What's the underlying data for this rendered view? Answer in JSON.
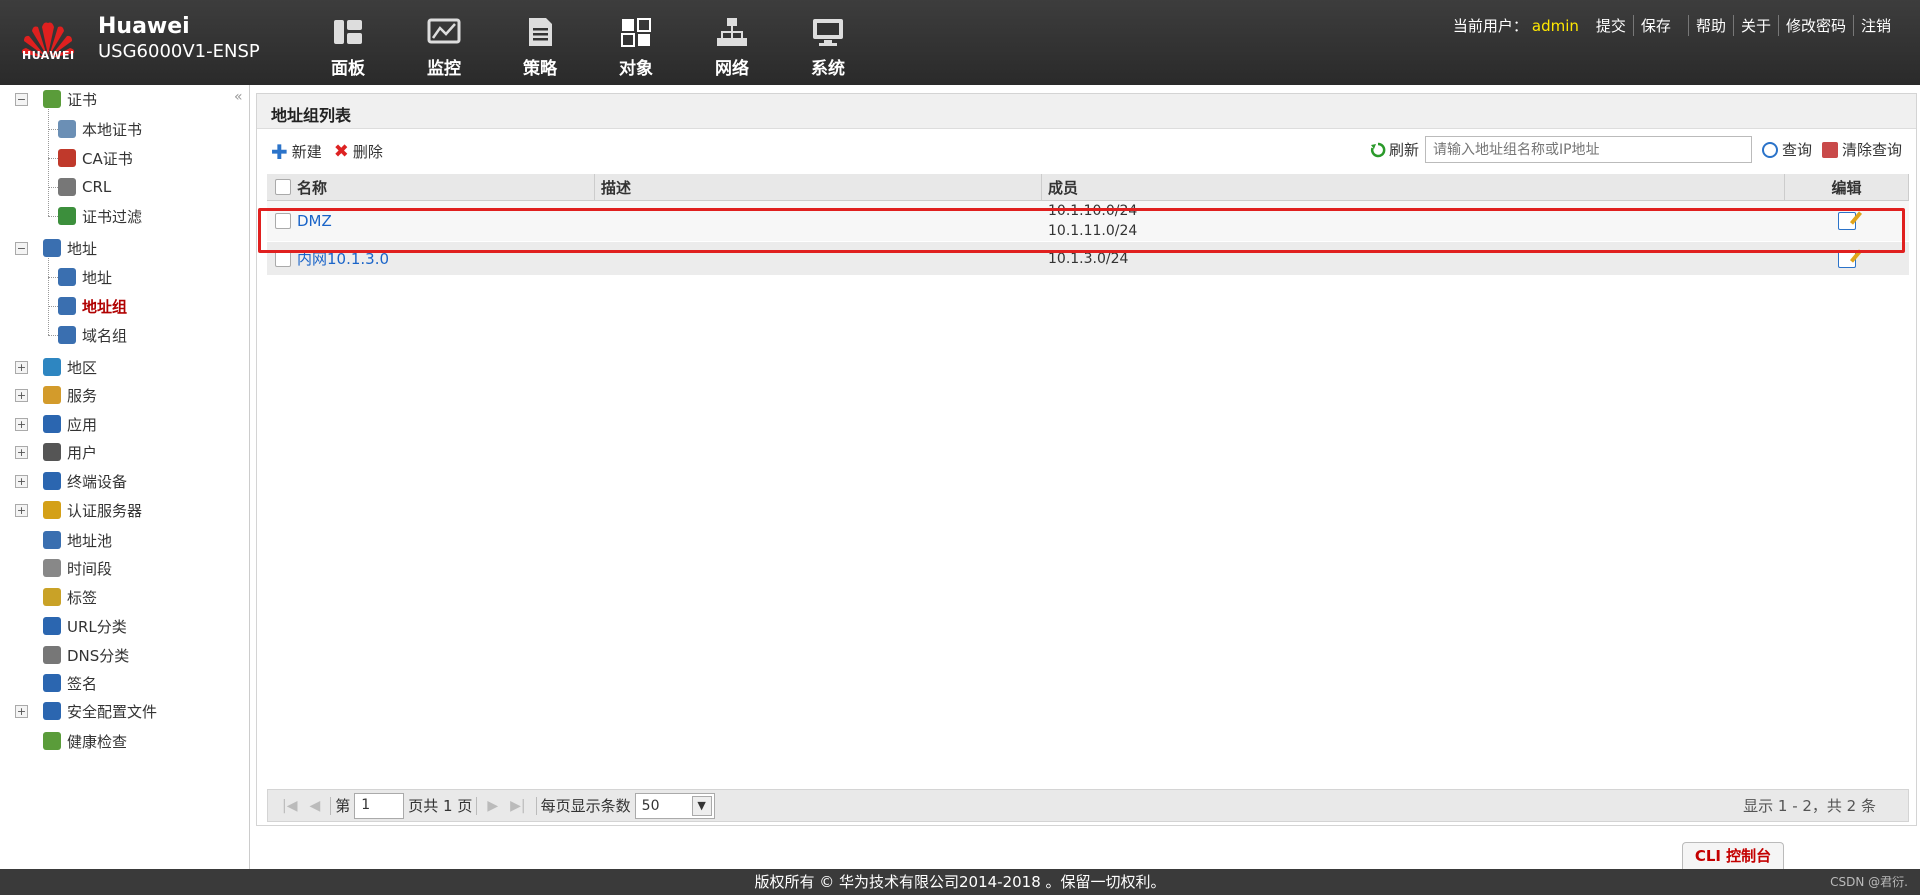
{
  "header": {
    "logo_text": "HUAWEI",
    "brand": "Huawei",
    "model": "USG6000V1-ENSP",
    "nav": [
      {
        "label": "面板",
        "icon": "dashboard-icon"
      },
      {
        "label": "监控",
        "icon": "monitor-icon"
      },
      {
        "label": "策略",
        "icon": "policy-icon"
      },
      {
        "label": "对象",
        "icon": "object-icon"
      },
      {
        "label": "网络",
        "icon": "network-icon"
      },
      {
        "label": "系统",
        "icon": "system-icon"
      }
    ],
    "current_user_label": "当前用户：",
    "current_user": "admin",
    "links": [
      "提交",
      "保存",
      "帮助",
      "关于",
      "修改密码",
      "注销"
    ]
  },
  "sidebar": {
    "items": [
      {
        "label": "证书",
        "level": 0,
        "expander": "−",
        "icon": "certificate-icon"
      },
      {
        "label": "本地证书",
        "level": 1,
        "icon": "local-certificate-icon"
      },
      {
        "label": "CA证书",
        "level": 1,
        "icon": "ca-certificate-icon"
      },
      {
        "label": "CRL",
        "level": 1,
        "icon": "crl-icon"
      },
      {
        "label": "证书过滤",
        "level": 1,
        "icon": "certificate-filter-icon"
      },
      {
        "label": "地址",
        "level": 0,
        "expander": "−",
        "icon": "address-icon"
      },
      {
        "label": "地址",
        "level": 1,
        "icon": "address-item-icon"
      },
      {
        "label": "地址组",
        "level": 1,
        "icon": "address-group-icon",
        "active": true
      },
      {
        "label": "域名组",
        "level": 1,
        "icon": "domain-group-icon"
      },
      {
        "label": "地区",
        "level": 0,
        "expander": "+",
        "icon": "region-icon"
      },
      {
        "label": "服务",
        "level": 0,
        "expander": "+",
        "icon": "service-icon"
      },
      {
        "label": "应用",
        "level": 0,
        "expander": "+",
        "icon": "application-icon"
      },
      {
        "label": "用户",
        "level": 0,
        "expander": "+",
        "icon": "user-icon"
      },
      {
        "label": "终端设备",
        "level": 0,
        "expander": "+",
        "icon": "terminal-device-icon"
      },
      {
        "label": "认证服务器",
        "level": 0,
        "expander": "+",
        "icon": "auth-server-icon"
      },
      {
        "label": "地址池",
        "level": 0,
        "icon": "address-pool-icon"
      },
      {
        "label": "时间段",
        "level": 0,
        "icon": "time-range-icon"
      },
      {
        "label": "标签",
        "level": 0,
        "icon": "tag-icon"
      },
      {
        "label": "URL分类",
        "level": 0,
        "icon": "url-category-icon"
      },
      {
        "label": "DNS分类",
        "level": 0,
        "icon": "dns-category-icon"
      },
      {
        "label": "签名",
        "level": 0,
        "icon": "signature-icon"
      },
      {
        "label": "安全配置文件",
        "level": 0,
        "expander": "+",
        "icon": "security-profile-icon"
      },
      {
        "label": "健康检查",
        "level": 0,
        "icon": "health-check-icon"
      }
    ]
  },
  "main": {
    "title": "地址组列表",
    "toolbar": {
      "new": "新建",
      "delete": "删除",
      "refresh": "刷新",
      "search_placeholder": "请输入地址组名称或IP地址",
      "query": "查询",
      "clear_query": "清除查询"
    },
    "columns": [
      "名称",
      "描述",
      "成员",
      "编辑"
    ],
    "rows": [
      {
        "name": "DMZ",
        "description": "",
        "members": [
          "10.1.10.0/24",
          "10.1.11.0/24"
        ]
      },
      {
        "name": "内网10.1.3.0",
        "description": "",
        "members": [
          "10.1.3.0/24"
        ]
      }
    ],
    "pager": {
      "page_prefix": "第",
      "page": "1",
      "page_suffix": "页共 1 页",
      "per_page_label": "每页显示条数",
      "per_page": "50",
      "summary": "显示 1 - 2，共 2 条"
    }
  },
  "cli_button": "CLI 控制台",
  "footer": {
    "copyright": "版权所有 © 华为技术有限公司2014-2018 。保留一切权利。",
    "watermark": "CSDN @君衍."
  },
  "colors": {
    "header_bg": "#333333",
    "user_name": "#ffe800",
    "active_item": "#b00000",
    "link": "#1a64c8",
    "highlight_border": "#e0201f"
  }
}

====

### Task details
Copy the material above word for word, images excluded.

### Result of the task
What's the underlying data for this rendered view? Answer in JSON.
{
  "header": {
    "logo_text": "HUAWEI",
    "brand": "Huawei",
    "model": "USG6000V1-ENSP",
    "nav": [
      {
        "label": "面板",
        "icon": "dashboard-icon"
      },
      {
        "label": "监控",
        "icon": "monitor-icon"
      },
      {
        "label": "策略",
        "icon": "policy-icon"
      },
      {
        "label": "对象",
        "icon": "object-icon"
      },
      {
        "label": "网络",
        "icon": "network-icon"
      },
      {
        "label": "系统",
        "icon": "system-icon"
      }
    ],
    "current_user_label": "当前用户：",
    "current_user": "admin",
    "links": [
      "提交",
      "保存",
      "帮助",
      "关于",
      "修改密码",
      "注销"
    ]
  },
  "sidebar": {
    "items": [
      {
        "label": "证书",
        "level": 0,
        "expander": "−",
        "icon": "certificate-icon"
      },
      {
        "label": "本地证书",
        "level": 1,
        "icon": "local-certificate-icon"
      },
      {
        "label": "CA证书",
        "level": 1,
        "icon": "ca-certificate-icon"
      },
      {
        "label": "CRL",
        "level": 1,
        "icon": "crl-icon"
      },
      {
        "label": "证书过滤",
        "level": 1,
        "icon": "certificate-filter-icon"
      },
      {
        "label": "地址",
        "level": 0,
        "expander": "−",
        "icon": "address-icon"
      },
      {
        "label": "地址",
        "level": 1,
        "icon": "address-item-icon"
      },
      {
        "label": "地址组",
        "level": 1,
        "icon": "address-group-icon",
        "active": true
      },
      {
        "label": "域名组",
        "level": 1,
        "icon": "domain-group-icon"
      },
      {
        "label": "地区",
        "level": 0,
        "expander": "+",
        "icon": "region-icon"
      },
      {
        "label": "服务",
        "level": 0,
        "expander": "+",
        "icon": "service-icon"
      },
      {
        "label": "应用",
        "level": 0,
        "expander": "+",
        "icon": "application-icon"
      },
      {
        "label": "用户",
        "level": 0,
        "expander": "+",
        "icon": "user-icon"
      },
      {
        "label": "终端设备",
        "level": 0,
        "expander": "+",
        "icon": "terminal-device-icon"
      },
      {
        "label": "认证服务器",
        "level": 0,
        "expander": "+",
        "icon": "auth-server-icon"
      },
      {
        "label": "地址池",
        "level": 0,
        "icon": "address-pool-icon"
      },
      {
        "label": "时间段",
        "level": 0,
        "icon": "time-range-icon"
      },
      {
        "label": "标签",
        "level": 0,
        "icon": "tag-icon"
      },
      {
        "label": "URL分类",
        "level": 0,
        "icon": "url-category-icon"
      },
      {
        "label": "DNS分类",
        "level": 0,
        "icon": "dns-category-icon"
      },
      {
        "label": "签名",
        "level": 0,
        "icon": "signature-icon"
      },
      {
        "label": "安全配置文件",
        "level": 0,
        "expander": "+",
        "icon": "security-profile-icon"
      },
      {
        "label": "健康检查",
        "level": 0,
        "icon": "health-check-icon"
      }
    ]
  },
  "main": {
    "title": "地址组列表",
    "toolbar": {
      "new": "新建",
      "delete": "删除",
      "refresh": "刷新",
      "search_placeholder": "请输入地址组名称或IP地址",
      "query": "查询",
      "clear_query": "清除查询"
    },
    "columns": [
      "名称",
      "描述",
      "成员",
      "编辑"
    ],
    "rows": [
      {
        "name": "DMZ",
        "description": "",
        "members": [
          "10.1.10.0/24",
          "10.1.11.0/24"
        ]
      },
      {
        "name": "内网10.1.3.0",
        "description": "",
        "members": [
          "10.1.3.0/24"
        ]
      }
    ],
    "pager": {
      "page_prefix": "第",
      "page": "1",
      "page_suffix": "页共 1 页",
      "per_page_label": "每页显示条数",
      "per_page": "50",
      "summary": "显示 1 - 2，共 2 条"
    }
  },
  "cli_button": "CLI 控制台",
  "footer": {
    "copyright": "版权所有 © 华为技术有限公司2014-2018 。保留一切权利。",
    "watermark": "CSDN @君衍."
  },
  "colors": {
    "header_bg": "#333333",
    "user_name": "#ffe800",
    "active_item": "#b00000",
    "link": "#1a64c8",
    "highlight_border": "#e0201f"
  }
}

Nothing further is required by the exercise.